::: Data records

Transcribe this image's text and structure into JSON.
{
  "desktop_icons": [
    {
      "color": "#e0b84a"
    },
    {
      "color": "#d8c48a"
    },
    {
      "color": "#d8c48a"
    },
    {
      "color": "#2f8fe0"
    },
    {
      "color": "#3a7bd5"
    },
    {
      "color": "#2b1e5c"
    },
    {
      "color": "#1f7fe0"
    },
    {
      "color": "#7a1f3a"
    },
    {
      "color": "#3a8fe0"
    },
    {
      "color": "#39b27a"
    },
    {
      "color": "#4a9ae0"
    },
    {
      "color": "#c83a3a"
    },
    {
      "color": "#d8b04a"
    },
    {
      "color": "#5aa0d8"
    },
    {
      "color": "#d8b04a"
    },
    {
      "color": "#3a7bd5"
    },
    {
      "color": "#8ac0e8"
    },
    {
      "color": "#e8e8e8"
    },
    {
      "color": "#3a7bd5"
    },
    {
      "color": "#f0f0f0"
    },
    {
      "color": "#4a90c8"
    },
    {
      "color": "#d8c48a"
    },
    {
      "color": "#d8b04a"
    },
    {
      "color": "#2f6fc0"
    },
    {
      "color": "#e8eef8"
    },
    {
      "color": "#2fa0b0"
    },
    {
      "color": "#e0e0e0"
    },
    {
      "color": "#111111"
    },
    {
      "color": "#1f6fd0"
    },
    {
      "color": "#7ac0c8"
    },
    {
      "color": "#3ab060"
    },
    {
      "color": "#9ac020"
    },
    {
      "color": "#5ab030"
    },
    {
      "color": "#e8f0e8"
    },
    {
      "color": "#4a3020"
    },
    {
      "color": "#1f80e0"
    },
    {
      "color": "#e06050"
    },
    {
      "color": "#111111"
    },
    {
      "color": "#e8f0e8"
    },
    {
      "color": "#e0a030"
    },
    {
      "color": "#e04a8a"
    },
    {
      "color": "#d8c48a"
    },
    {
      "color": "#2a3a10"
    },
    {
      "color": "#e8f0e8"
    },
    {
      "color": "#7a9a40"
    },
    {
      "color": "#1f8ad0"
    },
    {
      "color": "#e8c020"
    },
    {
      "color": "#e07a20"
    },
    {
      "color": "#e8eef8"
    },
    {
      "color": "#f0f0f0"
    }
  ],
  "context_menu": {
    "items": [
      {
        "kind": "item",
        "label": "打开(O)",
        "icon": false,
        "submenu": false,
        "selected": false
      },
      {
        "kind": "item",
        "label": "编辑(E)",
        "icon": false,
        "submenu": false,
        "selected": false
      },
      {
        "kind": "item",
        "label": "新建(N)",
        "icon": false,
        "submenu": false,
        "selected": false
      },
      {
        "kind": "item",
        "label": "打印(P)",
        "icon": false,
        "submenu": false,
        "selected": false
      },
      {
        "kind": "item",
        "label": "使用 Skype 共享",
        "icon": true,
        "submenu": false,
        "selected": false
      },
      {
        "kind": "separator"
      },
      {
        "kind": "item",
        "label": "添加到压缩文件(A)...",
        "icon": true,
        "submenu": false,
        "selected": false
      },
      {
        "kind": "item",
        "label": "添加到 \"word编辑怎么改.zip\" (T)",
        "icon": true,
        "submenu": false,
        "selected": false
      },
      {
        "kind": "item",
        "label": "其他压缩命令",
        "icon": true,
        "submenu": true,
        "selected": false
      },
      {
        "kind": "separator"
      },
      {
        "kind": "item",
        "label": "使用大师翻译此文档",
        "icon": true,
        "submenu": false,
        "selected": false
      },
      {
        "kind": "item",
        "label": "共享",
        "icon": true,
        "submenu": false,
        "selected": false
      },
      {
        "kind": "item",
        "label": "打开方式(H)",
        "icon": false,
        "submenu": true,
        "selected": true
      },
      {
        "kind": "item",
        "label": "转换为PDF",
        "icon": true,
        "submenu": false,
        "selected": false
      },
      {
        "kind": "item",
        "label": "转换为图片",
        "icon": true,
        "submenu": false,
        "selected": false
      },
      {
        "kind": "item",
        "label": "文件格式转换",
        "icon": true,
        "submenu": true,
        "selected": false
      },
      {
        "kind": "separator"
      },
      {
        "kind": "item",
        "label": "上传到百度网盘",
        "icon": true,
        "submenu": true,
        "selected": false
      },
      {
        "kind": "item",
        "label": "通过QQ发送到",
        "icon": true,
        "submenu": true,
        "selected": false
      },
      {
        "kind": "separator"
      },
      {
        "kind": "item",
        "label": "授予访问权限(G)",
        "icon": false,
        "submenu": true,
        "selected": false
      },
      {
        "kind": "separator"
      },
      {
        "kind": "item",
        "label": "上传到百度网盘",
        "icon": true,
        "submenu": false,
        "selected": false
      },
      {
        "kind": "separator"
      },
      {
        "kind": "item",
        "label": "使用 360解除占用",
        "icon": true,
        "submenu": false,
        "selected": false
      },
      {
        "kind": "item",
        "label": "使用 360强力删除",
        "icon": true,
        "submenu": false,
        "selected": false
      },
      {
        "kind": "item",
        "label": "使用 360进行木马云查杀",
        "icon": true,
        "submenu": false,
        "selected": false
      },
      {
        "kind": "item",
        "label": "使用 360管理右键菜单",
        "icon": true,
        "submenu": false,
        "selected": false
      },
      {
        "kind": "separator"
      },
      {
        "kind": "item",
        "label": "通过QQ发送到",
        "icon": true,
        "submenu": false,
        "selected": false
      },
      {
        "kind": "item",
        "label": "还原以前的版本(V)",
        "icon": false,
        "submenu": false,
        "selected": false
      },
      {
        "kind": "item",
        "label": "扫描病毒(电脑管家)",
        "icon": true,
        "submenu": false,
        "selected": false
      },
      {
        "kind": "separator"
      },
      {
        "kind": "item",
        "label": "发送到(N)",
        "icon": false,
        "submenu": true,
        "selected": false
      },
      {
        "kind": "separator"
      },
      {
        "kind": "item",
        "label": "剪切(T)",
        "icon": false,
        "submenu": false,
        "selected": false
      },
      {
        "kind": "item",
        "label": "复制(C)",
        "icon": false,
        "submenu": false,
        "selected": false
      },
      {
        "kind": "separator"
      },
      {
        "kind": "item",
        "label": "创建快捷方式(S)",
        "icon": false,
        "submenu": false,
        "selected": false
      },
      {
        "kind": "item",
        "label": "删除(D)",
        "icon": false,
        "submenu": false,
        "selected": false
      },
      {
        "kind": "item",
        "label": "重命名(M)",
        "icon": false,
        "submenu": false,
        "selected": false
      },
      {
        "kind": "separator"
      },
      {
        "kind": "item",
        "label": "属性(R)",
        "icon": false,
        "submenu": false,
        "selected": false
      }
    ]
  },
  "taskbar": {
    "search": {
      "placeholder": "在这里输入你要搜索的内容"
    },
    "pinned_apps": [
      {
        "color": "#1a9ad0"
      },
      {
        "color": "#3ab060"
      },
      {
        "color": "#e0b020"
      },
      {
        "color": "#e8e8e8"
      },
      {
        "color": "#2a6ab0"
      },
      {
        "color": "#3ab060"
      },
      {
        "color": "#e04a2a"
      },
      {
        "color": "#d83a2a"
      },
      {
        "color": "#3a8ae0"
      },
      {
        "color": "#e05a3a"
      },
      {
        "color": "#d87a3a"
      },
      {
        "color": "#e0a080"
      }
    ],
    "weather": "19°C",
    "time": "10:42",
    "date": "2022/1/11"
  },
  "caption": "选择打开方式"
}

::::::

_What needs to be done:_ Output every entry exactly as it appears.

_Response box:_
Transcribe this image's text and structure into JSON.
{
  "desktop_icons": [
    {
      "color": "#e0b84a"
    },
    {
      "color": "#d8c48a"
    },
    {
      "color": "#d8c48a"
    },
    {
      "color": "#2f8fe0"
    },
    {
      "color": "#3a7bd5"
    },
    {
      "color": "#2b1e5c"
    },
    {
      "color": "#1f7fe0"
    },
    {
      "color": "#7a1f3a"
    },
    {
      "color": "#3a8fe0"
    },
    {
      "color": "#39b27a"
    },
    {
      "color": "#4a9ae0"
    },
    {
      "color": "#c83a3a"
    },
    {
      "color": "#d8b04a"
    },
    {
      "color": "#5aa0d8"
    },
    {
      "color": "#d8b04a"
    },
    {
      "color": "#3a7bd5"
    },
    {
      "color": "#8ac0e8"
    },
    {
      "color": "#e8e8e8"
    },
    {
      "color": "#3a7bd5"
    },
    {
      "color": "#f0f0f0"
    },
    {
      "color": "#4a90c8"
    },
    {
      "color": "#d8c48a"
    },
    {
      "color": "#d8b04a"
    },
    {
      "color": "#2f6fc0"
    },
    {
      "color": "#e8eef8"
    },
    {
      "color": "#2fa0b0"
    },
    {
      "color": "#e0e0e0"
    },
    {
      "color": "#111111"
    },
    {
      "color": "#1f6fd0"
    },
    {
      "color": "#7ac0c8"
    },
    {
      "color": "#3ab060"
    },
    {
      "color": "#9ac020"
    },
    {
      "color": "#5ab030"
    },
    {
      "color": "#e8f0e8"
    },
    {
      "color": "#4a3020"
    },
    {
      "color": "#1f80e0"
    },
    {
      "color": "#e06050"
    },
    {
      "color": "#111111"
    },
    {
      "color": "#e8f0e8"
    },
    {
      "color": "#e0a030"
    },
    {
      "color": "#e04a8a"
    },
    {
      "color": "#d8c48a"
    },
    {
      "color": "#2a3a10"
    },
    {
      "color": "#e8f0e8"
    },
    {
      "color": "#7a9a40"
    },
    {
      "color": "#1f8ad0"
    },
    {
      "color": "#e8c020"
    },
    {
      "color": "#e07a20"
    },
    {
      "color": "#e8eef8"
    },
    {
      "color": "#f0f0f0"
    }
  ],
  "context_menu": {
    "items": [
      {
        "kind": "item",
        "label": "打开(O)",
        "icon": false,
        "submenu": false,
        "selected": false
      },
      {
        "kind": "item",
        "label": "编辑(E)",
        "icon": false,
        "submenu": false,
        "selected": false
      },
      {
        "kind": "item",
        "label": "新建(N)",
        "icon": false,
        "submenu": false,
        "selected": false
      },
      {
        "kind": "item",
        "label": "打印(P)",
        "icon": false,
        "submenu": false,
        "selected": false
      },
      {
        "kind": "item",
        "label": "使用 Skype 共享",
        "icon": true,
        "submenu": false,
        "selected": false
      },
      {
        "kind": "separator"
      },
      {
        "kind": "item",
        "label": "添加到压缩文件(A)...",
        "icon": true,
        "submenu": false,
        "selected": false
      },
      {
        "kind": "item",
        "label": "添加到 \"word编辑怎么改.zip\" (T)",
        "icon": true,
        "submenu": false,
        "selected": false
      },
      {
        "kind": "item",
        "label": "其他压缩命令",
        "icon": true,
        "submenu": true,
        "selected": false
      },
      {
        "kind": "separator"
      },
      {
        "kind": "item",
        "label": "使用大师翻译此文档",
        "icon": true,
        "submenu": false,
        "selected": false
      },
      {
        "kind": "item",
        "label": "共享",
        "icon": true,
        "submenu": false,
        "selected": false
      },
      {
        "kind": "item",
        "label": "打开方式(H)",
        "icon": false,
        "submenu": true,
        "selected": true
      },
      {
        "kind": "item",
        "label": "转换为PDF",
        "icon": true,
        "submenu": false,
        "selected": false
      },
      {
        "kind": "item",
        "label": "转换为图片",
        "icon": true,
        "submenu": false,
        "selected": false
      },
      {
        "kind": "item",
        "label": "文件格式转换",
        "icon": true,
        "submenu": true,
        "selected": false
      },
      {
        "kind": "separator"
      },
      {
        "kind": "item",
        "label": "上传到百度网盘",
        "icon": true,
        "submenu": true,
        "selected": false
      },
      {
        "kind": "item",
        "label": "通过QQ发送到",
        "icon": true,
        "submenu": true,
        "selected": false
      },
      {
        "kind": "separator"
      },
      {
        "kind": "item",
        "label": "授予访问权限(G)",
        "icon": false,
        "submenu": true,
        "selected": false
      },
      {
        "kind": "separator"
      },
      {
        "kind": "item",
        "label": "上传到百度网盘",
        "icon": true,
        "submenu": false,
        "selected": false
      },
      {
        "kind": "separator"
      },
      {
        "kind": "item",
        "label": "使用 360解除占用",
        "icon": true,
        "submenu": false,
        "selected": false
      },
      {
        "kind": "item",
        "label": "使用 360强力删除",
        "icon": true,
        "submenu": false,
        "selected": false
      },
      {
        "kind": "item",
        "label": "使用 360进行木马云查杀",
        "icon": true,
        "submenu": false,
        "selected": false
      },
      {
        "kind": "item",
        "label": "使用 360管理右键菜单",
        "icon": true,
        "submenu": false,
        "selected": false
      },
      {
        "kind": "separator"
      },
      {
        "kind": "item",
        "label": "通过QQ发送到",
        "icon": true,
        "submenu": false,
        "selected": false
      },
      {
        "kind": "item",
        "label": "还原以前的版本(V)",
        "icon": false,
        "submenu": false,
        "selected": false
      },
      {
        "kind": "item",
        "label": "扫描病毒(电脑管家)",
        "icon": true,
        "submenu": false,
        "selected": false
      },
      {
        "kind": "separator"
      },
      {
        "kind": "item",
        "label": "发送到(N)",
        "icon": false,
        "submenu": true,
        "selected": false
      },
      {
        "kind": "separator"
      },
      {
        "kind": "item",
        "label": "剪切(T)",
        "icon": false,
        "submenu": false,
        "selected": false
      },
      {
        "kind": "item",
        "label": "复制(C)",
        "icon": false,
        "submenu": false,
        "selected": false
      },
      {
        "kind": "separator"
      },
      {
        "kind": "item",
        "label": "创建快捷方式(S)",
        "icon": false,
        "submenu": false,
        "selected": false
      },
      {
        "kind": "item",
        "label": "删除(D)",
        "icon": false,
        "submenu": false,
        "selected": false
      },
      {
        "kind": "item",
        "label": "重命名(M)",
        "icon": false,
        "submenu": false,
        "selected": false
      },
      {
        "kind": "separator"
      },
      {
        "kind": "item",
        "label": "属性(R)",
        "icon": false,
        "submenu": false,
        "selected": false
      }
    ]
  },
  "taskbar": {
    "search": {
      "placeholder": "在这里输入你要搜索的内容"
    },
    "pinned_apps": [
      {
        "color": "#1a9ad0"
      },
      {
        "color": "#3ab060"
      },
      {
        "color": "#e0b020"
      },
      {
        "color": "#e8e8e8"
      },
      {
        "color": "#2a6ab0"
      },
      {
        "color": "#3ab060"
      },
      {
        "color": "#e04a2a"
      },
      {
        "color": "#d83a2a"
      },
      {
        "color": "#3a8ae0"
      },
      {
        "color": "#e05a3a"
      },
      {
        "color": "#d87a3a"
      },
      {
        "color": "#e0a080"
      }
    ],
    "weather": "19°C",
    "time": "10:42",
    "date": "2022/1/11"
  },
  "caption": "选择打开方式"
}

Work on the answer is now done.